*Required work*:
What is the number of lines below that include "muted"? Give that number alone.
*** Begin section ***
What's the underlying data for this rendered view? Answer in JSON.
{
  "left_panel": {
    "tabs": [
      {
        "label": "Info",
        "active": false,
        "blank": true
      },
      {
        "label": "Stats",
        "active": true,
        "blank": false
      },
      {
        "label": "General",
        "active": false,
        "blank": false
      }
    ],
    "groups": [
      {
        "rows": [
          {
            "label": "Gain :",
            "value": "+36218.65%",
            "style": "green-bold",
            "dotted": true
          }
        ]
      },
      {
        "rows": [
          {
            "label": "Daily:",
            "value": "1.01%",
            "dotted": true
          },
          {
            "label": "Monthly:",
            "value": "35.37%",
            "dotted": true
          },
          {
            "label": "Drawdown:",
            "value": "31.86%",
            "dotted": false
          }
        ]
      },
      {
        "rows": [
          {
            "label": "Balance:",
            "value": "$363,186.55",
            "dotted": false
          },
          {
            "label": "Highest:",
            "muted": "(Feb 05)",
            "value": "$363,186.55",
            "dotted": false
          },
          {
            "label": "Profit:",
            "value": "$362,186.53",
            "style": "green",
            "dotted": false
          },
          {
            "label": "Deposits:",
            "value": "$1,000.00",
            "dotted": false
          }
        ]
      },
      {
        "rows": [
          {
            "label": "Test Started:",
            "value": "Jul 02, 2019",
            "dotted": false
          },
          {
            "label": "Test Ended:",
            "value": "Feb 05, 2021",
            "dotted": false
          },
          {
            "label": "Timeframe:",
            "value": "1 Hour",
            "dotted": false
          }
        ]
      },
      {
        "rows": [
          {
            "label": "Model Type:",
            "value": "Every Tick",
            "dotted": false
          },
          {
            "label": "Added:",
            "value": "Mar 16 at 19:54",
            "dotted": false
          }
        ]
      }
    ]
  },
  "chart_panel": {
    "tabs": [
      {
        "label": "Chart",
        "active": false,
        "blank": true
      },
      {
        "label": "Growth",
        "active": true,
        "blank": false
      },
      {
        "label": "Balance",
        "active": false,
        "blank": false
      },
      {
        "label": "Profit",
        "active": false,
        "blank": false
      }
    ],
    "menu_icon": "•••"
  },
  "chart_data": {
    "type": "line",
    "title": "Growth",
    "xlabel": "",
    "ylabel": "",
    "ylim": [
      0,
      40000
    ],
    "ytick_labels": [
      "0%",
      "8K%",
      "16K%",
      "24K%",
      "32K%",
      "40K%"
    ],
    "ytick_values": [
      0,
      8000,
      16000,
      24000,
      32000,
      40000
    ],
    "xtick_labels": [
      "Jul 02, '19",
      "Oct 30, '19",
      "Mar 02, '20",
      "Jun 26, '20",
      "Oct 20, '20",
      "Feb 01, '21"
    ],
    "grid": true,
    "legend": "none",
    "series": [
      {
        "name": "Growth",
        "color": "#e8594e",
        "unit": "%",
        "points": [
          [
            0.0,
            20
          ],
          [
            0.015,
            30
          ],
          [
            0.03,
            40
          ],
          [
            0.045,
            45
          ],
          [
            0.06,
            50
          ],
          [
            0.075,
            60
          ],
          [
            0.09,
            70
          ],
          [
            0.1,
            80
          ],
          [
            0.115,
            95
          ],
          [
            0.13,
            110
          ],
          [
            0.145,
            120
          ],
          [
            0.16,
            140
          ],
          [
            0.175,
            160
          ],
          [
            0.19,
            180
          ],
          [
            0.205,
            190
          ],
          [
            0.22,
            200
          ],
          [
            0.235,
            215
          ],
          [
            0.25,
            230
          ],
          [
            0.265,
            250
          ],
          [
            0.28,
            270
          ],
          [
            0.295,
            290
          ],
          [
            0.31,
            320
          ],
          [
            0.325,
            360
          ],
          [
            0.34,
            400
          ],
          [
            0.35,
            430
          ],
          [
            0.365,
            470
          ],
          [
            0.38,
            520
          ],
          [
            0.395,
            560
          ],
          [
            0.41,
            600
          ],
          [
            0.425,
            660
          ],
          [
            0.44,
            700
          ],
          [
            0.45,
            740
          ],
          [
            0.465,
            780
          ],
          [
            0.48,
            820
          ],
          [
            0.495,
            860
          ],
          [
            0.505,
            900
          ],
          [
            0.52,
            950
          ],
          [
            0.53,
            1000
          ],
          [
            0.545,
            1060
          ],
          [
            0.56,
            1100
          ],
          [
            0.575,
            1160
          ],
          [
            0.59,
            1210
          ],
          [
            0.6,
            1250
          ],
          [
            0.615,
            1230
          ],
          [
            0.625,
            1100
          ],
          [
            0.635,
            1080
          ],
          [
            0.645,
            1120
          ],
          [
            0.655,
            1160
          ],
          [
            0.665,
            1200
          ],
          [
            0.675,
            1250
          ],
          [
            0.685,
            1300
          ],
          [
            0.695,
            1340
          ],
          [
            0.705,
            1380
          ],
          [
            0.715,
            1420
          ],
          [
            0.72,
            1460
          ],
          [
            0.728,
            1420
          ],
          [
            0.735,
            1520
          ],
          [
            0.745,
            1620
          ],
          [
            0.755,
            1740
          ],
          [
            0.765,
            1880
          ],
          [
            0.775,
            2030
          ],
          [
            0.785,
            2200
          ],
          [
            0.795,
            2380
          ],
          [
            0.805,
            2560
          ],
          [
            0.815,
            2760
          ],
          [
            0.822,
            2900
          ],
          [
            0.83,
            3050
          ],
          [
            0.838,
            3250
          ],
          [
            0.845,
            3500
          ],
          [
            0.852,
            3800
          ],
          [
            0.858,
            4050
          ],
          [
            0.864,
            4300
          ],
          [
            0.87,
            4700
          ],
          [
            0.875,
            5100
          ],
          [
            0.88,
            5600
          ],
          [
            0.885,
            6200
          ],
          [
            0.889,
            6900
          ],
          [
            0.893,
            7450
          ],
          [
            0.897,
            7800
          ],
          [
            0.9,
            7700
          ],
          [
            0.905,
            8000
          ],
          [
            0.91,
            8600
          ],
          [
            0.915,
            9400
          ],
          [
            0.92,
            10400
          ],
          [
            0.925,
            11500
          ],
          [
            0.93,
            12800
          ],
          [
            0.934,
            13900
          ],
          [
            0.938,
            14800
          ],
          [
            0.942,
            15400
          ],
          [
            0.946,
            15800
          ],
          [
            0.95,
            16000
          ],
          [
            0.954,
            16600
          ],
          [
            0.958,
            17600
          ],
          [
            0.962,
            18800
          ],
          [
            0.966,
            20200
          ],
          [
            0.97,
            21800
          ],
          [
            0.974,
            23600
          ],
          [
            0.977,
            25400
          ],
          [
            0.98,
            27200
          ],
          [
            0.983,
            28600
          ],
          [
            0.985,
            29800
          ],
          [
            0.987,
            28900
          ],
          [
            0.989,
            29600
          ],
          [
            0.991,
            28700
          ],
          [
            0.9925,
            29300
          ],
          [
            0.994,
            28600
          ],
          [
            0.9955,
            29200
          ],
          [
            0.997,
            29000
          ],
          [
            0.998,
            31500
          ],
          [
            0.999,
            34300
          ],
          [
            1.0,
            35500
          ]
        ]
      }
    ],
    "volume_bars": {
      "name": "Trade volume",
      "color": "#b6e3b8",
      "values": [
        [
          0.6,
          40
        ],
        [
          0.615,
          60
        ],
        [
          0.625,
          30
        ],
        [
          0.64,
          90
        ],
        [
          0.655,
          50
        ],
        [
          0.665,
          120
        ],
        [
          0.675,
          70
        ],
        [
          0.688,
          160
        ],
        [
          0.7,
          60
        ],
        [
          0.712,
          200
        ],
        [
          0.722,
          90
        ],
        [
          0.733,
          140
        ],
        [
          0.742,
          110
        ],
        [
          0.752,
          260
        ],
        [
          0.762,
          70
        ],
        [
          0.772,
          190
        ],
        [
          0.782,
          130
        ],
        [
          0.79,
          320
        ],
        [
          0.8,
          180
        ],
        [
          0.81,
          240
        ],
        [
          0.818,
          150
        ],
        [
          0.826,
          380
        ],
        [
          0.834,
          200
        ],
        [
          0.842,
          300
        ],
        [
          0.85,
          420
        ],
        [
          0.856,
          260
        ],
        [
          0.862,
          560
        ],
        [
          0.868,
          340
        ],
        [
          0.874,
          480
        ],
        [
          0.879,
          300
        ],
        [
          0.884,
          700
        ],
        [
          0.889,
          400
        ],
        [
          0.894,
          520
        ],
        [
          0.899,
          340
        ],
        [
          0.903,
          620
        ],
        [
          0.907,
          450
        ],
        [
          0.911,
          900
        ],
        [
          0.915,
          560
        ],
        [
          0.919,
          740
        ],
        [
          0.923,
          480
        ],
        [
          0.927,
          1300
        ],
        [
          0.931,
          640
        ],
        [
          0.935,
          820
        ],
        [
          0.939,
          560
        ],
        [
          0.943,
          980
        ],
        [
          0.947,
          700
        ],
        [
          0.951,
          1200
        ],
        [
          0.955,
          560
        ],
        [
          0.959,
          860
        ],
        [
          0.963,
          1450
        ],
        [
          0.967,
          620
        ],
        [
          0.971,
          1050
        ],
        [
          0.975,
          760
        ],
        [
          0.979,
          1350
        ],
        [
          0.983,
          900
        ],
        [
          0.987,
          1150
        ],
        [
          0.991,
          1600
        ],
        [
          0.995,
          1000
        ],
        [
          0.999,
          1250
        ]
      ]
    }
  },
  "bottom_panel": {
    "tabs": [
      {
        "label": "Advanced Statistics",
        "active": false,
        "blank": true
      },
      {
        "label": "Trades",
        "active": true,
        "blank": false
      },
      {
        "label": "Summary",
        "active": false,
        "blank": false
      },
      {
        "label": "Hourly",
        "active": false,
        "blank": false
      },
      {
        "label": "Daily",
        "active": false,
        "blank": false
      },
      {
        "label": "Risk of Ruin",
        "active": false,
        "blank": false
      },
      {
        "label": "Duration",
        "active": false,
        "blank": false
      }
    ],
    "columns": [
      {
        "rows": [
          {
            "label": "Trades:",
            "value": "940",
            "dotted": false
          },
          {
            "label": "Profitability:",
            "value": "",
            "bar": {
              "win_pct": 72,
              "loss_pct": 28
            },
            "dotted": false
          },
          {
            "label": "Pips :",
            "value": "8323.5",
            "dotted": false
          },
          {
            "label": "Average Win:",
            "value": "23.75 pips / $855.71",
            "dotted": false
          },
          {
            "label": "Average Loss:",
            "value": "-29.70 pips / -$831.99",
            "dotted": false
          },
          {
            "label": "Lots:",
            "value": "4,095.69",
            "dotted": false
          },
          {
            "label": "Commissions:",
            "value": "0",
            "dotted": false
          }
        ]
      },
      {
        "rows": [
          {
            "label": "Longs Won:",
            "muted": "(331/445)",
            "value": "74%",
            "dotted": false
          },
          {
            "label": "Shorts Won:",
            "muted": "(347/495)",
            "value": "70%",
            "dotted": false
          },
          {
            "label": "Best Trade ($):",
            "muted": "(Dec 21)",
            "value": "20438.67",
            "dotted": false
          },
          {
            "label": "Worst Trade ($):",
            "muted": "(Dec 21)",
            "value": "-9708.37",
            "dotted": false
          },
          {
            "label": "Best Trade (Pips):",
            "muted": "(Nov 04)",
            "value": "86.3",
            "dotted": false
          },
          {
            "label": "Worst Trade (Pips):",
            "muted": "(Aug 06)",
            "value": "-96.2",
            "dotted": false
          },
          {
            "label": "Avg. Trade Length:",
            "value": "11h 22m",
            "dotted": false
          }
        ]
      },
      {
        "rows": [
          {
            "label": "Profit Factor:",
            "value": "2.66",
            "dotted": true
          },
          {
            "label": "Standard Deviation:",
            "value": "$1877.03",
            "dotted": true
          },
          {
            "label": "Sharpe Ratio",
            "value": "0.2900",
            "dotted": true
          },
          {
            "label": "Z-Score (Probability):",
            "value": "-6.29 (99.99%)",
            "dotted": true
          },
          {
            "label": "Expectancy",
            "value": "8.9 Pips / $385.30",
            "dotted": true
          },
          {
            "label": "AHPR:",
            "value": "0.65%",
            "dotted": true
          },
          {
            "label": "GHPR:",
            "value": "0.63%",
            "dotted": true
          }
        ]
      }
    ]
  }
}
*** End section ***
*Result of this exercise*:
7